Our firm filed a Complaint on behalf of the personal representative of Mr. Sleeper’s estate asserting that defendants, City of Richmond and C.T. Woody, Jr., Sheriff, were responsible for maintaining and operating the Jail, including in a manner that would not endanger the health and safety of the detainees/inmates held at the Jail. The Complaint further asserts that, for many years, however, the Defendants knew of the life-threateningly high temperatures and other inhumane conditions at the Jail. Nevertheless, at the time of Mr. Sleeper’s death, the Complaint alleges that the Defendants did nothing to remedy these conditions.

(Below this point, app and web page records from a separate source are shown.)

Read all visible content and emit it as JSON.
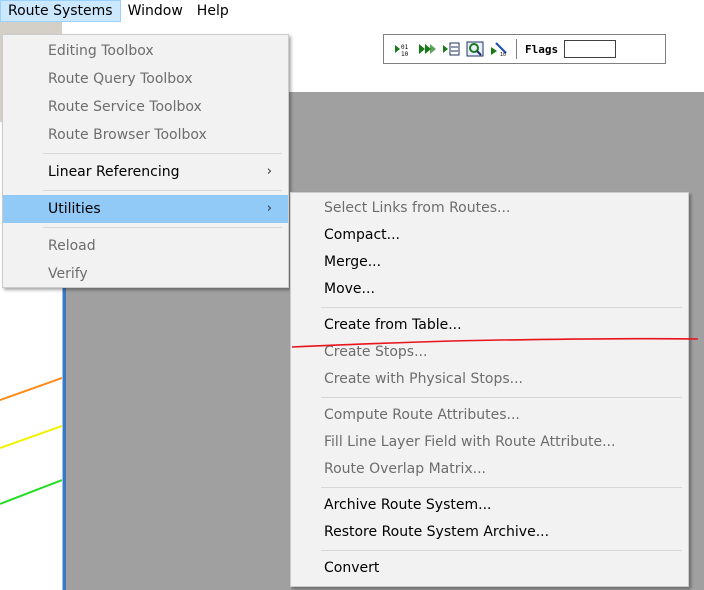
{
  "menubar": {
    "items": [
      {
        "label": "Route Systems"
      },
      {
        "label": "Window"
      },
      {
        "label": "Help"
      }
    ]
  },
  "toolbar": {
    "flags_label": "Flags",
    "flags_value": ""
  },
  "route_systems_menu": {
    "items": [
      {
        "label": "Editing Toolbox",
        "enabled": false
      },
      {
        "label": "Route Query Toolbox",
        "enabled": false
      },
      {
        "label": "Route Service Toolbox",
        "enabled": false
      },
      {
        "label": "Route Browser Toolbox",
        "enabled": false
      },
      {
        "label": "Linear Referencing",
        "enabled": true,
        "submenu": true
      },
      {
        "label": "Utilities",
        "enabled": true,
        "submenu": true,
        "selected": true
      },
      {
        "label": "Reload",
        "enabled": false
      },
      {
        "label": "Verify",
        "enabled": false
      }
    ]
  },
  "utilities_menu": {
    "items": [
      {
        "label": "Select Links from Routes...",
        "enabled": false
      },
      {
        "label": "Compact...",
        "enabled": true
      },
      {
        "label": "Merge...",
        "enabled": true
      },
      {
        "label": "Move...",
        "enabled": true
      },
      {
        "label": "Create from Table...",
        "enabled": true
      },
      {
        "label": "Create Stops...",
        "enabled": false
      },
      {
        "label": "Create with Physical Stops...",
        "enabled": false
      },
      {
        "label": "Compute Route Attributes...",
        "enabled": false
      },
      {
        "label": "Fill Line Layer Field with Route Attribute...",
        "enabled": false
      },
      {
        "label": "Route Overlap Matrix...",
        "enabled": false
      },
      {
        "label": "Archive Route System...",
        "enabled": true
      },
      {
        "label": "Restore Route System Archive...",
        "enabled": true
      },
      {
        "label": "Convert",
        "enabled": true
      }
    ]
  },
  "colors": {
    "selected_item": "#91c9f7",
    "menubar_active": "#cce8ff",
    "annotation_line": "#e8141c",
    "map_line_orange": "#ff8c1a",
    "map_line_yellow": "#f2f200",
    "map_line_green": "#22dd22"
  },
  "icons": [
    "route-tool-1-icon",
    "route-tool-2-icon",
    "route-tool-3-icon",
    "route-search-icon",
    "route-tool-5-icon"
  ]
}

In Sunday’s Richmond Times-Dispatch article, the Sheriff appears to lay the blame for all of Richmond’s inmate deaths on the fact that a majority of the inmates come to the Jail with pre-existing physical and mental health problems. This may be true, but it is no excuse for allowing inmates to cook to death. Indeed, the Sheriff is on record for years voicing concern about the poor conditions, including overheating, at the Jail. The Jail was built in the 1960s to house 882 inmates, but the average daily population hovers at more than 1,300. A new jail is under construction and is scheduled to open in 2014, despite concerns that it will be overcrowded immediately. The new facility will have 1,032 beds.

Mark J. Krudys obtained a $2.4 million jury verdict against Sheriff Woody and the Richmond Jail’s former chief physician in a wrongful death case resulting from the death of inmate James D. Robinson. The Robinson lawsuit alleged that Mr. Robinson died in March 2008 after medical staff and the jail failed to diagnose or properly treat his pneumonia.